What continues to surprise me about children’s literature is the brilliant strides authors and publishers are taking to make traditionally gendered narratives accessible and enjoyable for everyone. War stories didn’t feature in my childhood favourites, between Milly Molly Mandy and Josie Smith, I think the closest I got to female accounts of war were tales of nit-riddled evacuees. But in light of the centenary and remembrance, I was intrigued to see how far both fictional and non-fictional narratives around women and minorities in the war had come.
In the UK, there’s a memorial to the horses and animals lost in WW1. It’s glorious: bronze and statuesque. And that’s just the one in Hyde Park. The memorial for soldiers from the colonies (note: colonies as a collective not as distinguished nations) is represented by unadorned stone pillars. And the memorial for the women lost on the front line as they served as nurses and ambulance drivers? Well, we’re still waiting. Although I was filled with immense pride on Sunday as I watched a diverse mix of representatives place a wreath at the Cenotaph, the real-life accounts and narratives televised and reported were still decidedly white. And male.
So War Girls - a collection of short stories from some of our nation's favourite children’s authors - came as a bit of remedy, to better understand the experiences of women in the war. To learn about their unwavering bravery as they followed their male counterparts to the frontline. To learn about what it meant to be a woman left behind. To learn about women who weren’t part of the allied forces. Sharing these narratives alongside more expected accounts is important, not only for historical prosperity, but to honour those whose who have been marginalised. War isn’t a boys game anymore, and books like War Girls set out to change those stereotypes with compelling writing and brilliant female characters, that makes it a topic all can children engage with.

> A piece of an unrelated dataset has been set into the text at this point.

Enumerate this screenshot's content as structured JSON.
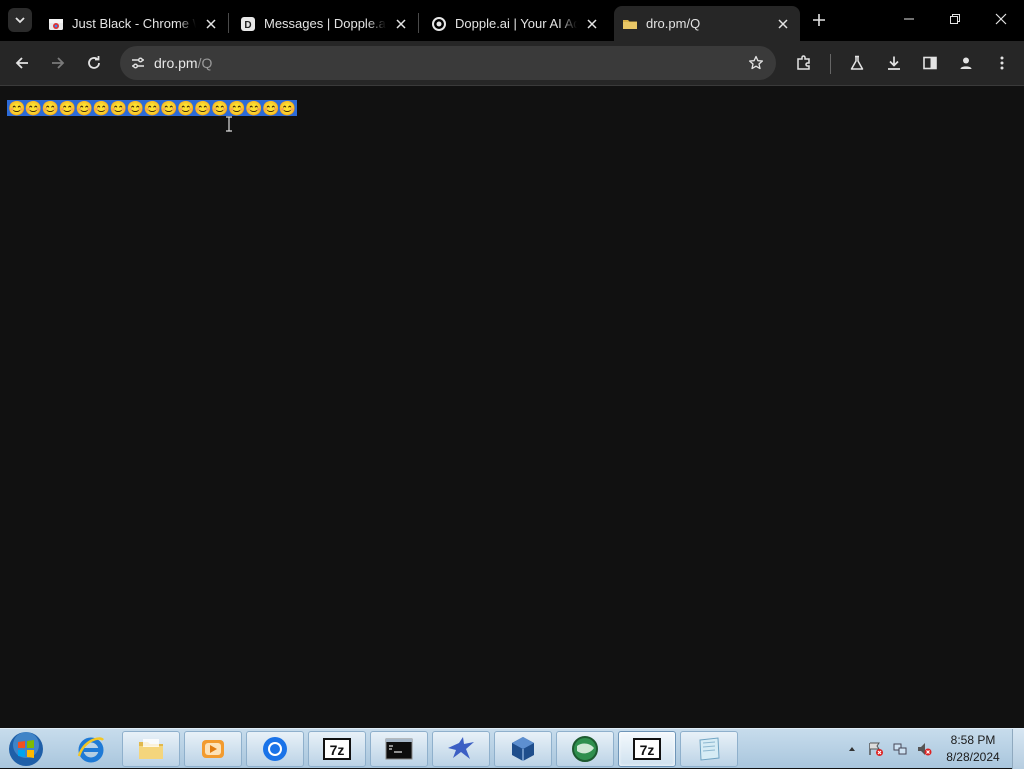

War Girls. Collected stories from by Adèle Geras, Melvin Burgess, Berlie Doherty, Mary Hooper, Anne Fine, Matt Whyman, Theresa Breslin, Sally Nicholls and Rowena House.